ASSIGNED TASK: For every line that contains the string "chevron", pull that line out of the material below.

RECORDS TO USE:
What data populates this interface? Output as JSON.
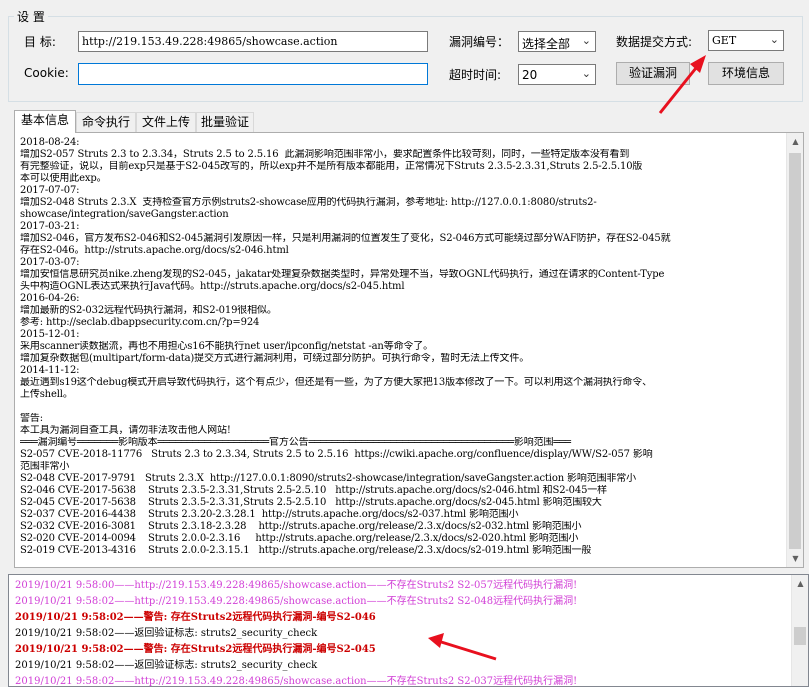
{
  "settings": {
    "title": "设 置",
    "target_label": "目  标:",
    "target_value": "http://219.153.49.228:49865/showcase.action",
    "cookie_label": "Cookie:",
    "cookie_value": "",
    "vuln_id_label": "漏洞编号：",
    "vuln_id_value": "选择全部",
    "timeout_label": "超时时间:",
    "timeout_value": "20",
    "submit_method_label": "数据提交方式:",
    "submit_method_value": "GET",
    "verify_button": "验证漏洞",
    "env_button": "环境信息"
  },
  "tabs": [
    {
      "label": "基本信息",
      "active": true
    },
    {
      "label": "命令执行",
      "active": false
    },
    {
      "label": "文件上传",
      "active": false
    },
    {
      "label": "批量验证",
      "active": false
    }
  ],
  "info_lines": [
    "2018-08-24:",
    "增加S2-057 Struts 2.3 to 2.3.34，Struts 2.5 to 2.5.16  此漏洞影响范围非常小，要求配置条件比较苛刻，同时，一些特定版本没有看到",
    "有完整验证，说以，目前exp只是基于S2-045改写的，所以exp并不是所有版本都能用，正常情况下Struts 2.3.5-2.3.31,Struts 2.5-2.5.10版",
    "本可以使用此exp。",
    "2017-07-07:",
    "增加S2-048 Struts 2.3.X  支持检查官方示例struts2-showcase应用的代码执行漏洞，参考地址: http://127.0.0.1:8080/struts2-",
    "showcase/integration/saveGangster.action",
    "2017-03-21:",
    "增加S2-046，官方发布S2-046和S2-045漏洞引发原因一样，只是利用漏洞的位置发生了变化，S2-046方式可能绕过部分WAF防护，存在S2-045就",
    "存在S2-046。http://struts.apache.org/docs/s2-046.html",
    "2017-03-07:",
    "增加安恒信息研究员nike.zheng发现的S2-045，jakatar处理复杂数据类型时，异常处理不当，导致OGNL代码执行，通过在请求的Content-Type",
    "头中构造OGNL表达式来执行Java代码。http://struts.apache.org/docs/s2-045.html",
    "2016-04-26:",
    "增加最新的S2-032远程代码执行漏洞，和S2-019很相似。",
    "参考: http://seclab.dbappsecurity.com.cn/?p=924",
    "2015-12-01:",
    "采用scanner读数据流，再也不用担心s16不能执行net user/ipconfig/netstat -an等命令了。",
    "增加复杂数据包(multipart/form-data)提交方式进行漏洞利用，可绕过部分防护。可执行命令，暂时无法上传文件。",
    "2014-11-12:",
    "最近遇到s19这个debug模式开启导致代码执行，这个有点少，但还是有一些，为了方便大家把13版本修改了一下。可以利用这个漏洞执行命令、",
    "上传shell。",
    "",
    "警告:",
    "本工具为漏洞自查工具，请勿非法攻击他人网站!",
    "═══漏洞编号═══════影响版本═══════════════════官方公告═══════════════════════════════════影响范围═══",
    "S2-057 CVE-2018-11776   Struts 2.3 to 2.3.34, Struts 2.5 to 2.5.16  https://cwiki.apache.org/confluence/display/WW/S2-057 影响",
    "范围非常小",
    "S2-048 CVE-2017-9791   Struts 2.3.X  http://127.0.0.1:8090/struts2-showcase/integration/saveGangster.action 影响范围非常小",
    "S2-046 CVE-2017-5638    Struts 2.3.5-2.3.31,Struts 2.5-2.5.10   http://struts.apache.org/docs/s2-046.html 和S2-045一样",
    "S2-045 CVE-2017-5638    Struts 2.3.5-2.3.31,Struts 2.5-2.5.10   http://struts.apache.org/docs/s2-045.html 影响范围较大",
    "S2-037 CVE-2016-4438    Struts 2.3.20-2.3.28.1  http://struts.apache.org/docs/s2-037.html 影响范围小",
    "S2-032 CVE-2016-3081    Struts 2.3.18-2.3.28    http://struts.apache.org/release/2.3.x/docs/s2-032.html 影响范围小",
    "S2-020 CVE-2014-0094    Struts 2.0.0-2.3.16     http://struts.apache.org/release/2.3.x/docs/s2-020.html 影响范围小",
    "S2-019 CVE-2013-4316    Struts 2.0.0-2.3.15.1   http://struts.apache.org/release/2.3.x/docs/s2-019.html 影响范围一般"
  ],
  "log_lines": [
    {
      "text": "2019/10/21 9:58:00——http://219.153.49.228:49865/showcase.action——不存在Struts2 S2-057远程代码执行漏洞!",
      "color": "pink"
    },
    {
      "text": "2019/10/21 9:58:02——http://219.153.49.228:49865/showcase.action——不存在Struts2 S2-048远程代码执行漏洞!",
      "color": "pink"
    },
    {
      "text": "2019/10/21 9:58:02——警告: 存在Struts2远程代码执行漏洞-编号S2-046",
      "color": "red"
    },
    {
      "text": "2019/10/21 9:58:02——返回验证标志: struts2_security_check",
      "color": "black"
    },
    {
      "text": "2019/10/21 9:58:02——警告: 存在Struts2远程代码执行漏洞-编号S2-045",
      "color": "red"
    },
    {
      "text": "2019/10/21 9:58:02——返回验证标志: struts2_security_check",
      "color": "black"
    },
    {
      "text": "2019/10/21 9:58:02——http://219.153.49.228:49865/showcase.action——不存在Struts2 S2-037远程代码执行漏洞!",
      "color": "pink"
    }
  ],
  "icons": {
    "combo_chevron": "chevron-down-icon",
    "scroll_up": "arrow-up-icon",
    "scroll_down": "arrow-down-icon",
    "annotation": "red-arrow-annotation"
  },
  "colors": {
    "log_pink": "#d13fd6",
    "log_red": "#cc0000",
    "annotation_red": "#e8101e",
    "focus_blue": "#0078d7"
  }
}
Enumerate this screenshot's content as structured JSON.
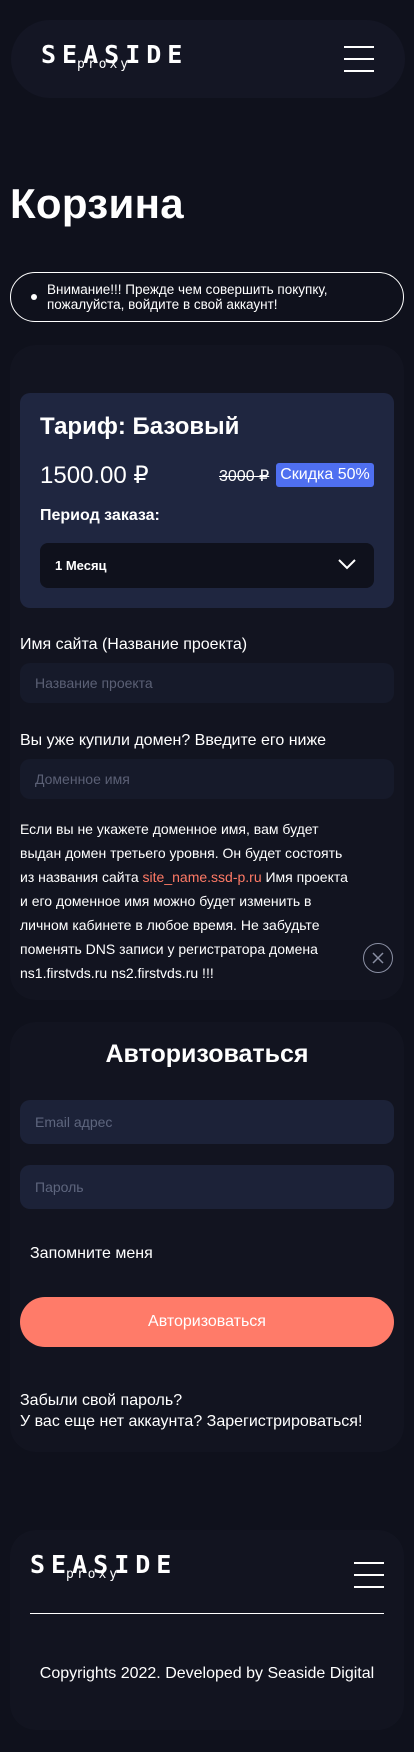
{
  "header": {
    "logo_main": "SEASIDE",
    "logo_sub": "proxy"
  },
  "page": {
    "title": "Корзина",
    "alert": "Внимание!!! Прежде чем совершить покупку, пожалуйста, войдите в свой аккаунт!"
  },
  "tariff": {
    "title": "Тариф: Базовый",
    "price": "1500.00 ₽",
    "old_price": "3000 ₽",
    "discount": "Скидка 50%",
    "period_label": "Период заказа:",
    "period_value": "1 Месяц"
  },
  "site_form": {
    "site_label": "Имя сайта (Название проекта)",
    "site_placeholder": "Название проекта",
    "domain_label": "Вы уже купили домен? Введите его ниже",
    "domain_placeholder": "Доменное имя",
    "info_before_link": "Если вы не укажете доменное имя, вам будет выдан домен третьего уровня. Он будет состоять из названия сайта ",
    "info_link": "site_name.ssd-p.ru",
    "info_after_link": " Имя проекта и его доменное имя можно будет изменить в личном кабинете в любое время. Не забудьте поменять DNS записи у регистратора домена ns1.firstvds.ru ns2.firstvds.ru !!!"
  },
  "auth": {
    "title": "Авторизоваться",
    "email_placeholder": "Email адрес",
    "password_placeholder": "Пароль",
    "remember_label": "Запомните меня",
    "submit_label": "Авторизоваться",
    "forgot_link": "Забыли свой пароль?",
    "register_link": "У вас еще нет аккаунта? Зарегистрироваться!"
  },
  "footer": {
    "logo_main": "SEASIDE",
    "logo_sub": "proxy",
    "copyright": "Copyrights 2022. Developed by Seaside Digital"
  },
  "colors": {
    "background": "#0f111c",
    "card": "#121420",
    "tariff_card": "#1f2640",
    "discount_badge": "#4f6ff0",
    "accent": "#ff7b69",
    "link": "#ff7a66"
  },
  "icons": [
    "menu-icon",
    "chevron-down-icon",
    "close-icon",
    "bullet-icon"
  ]
}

TASK ANSWER:
    "combo_chevron": "chevron-down-icon",
    "chevron-down-icon",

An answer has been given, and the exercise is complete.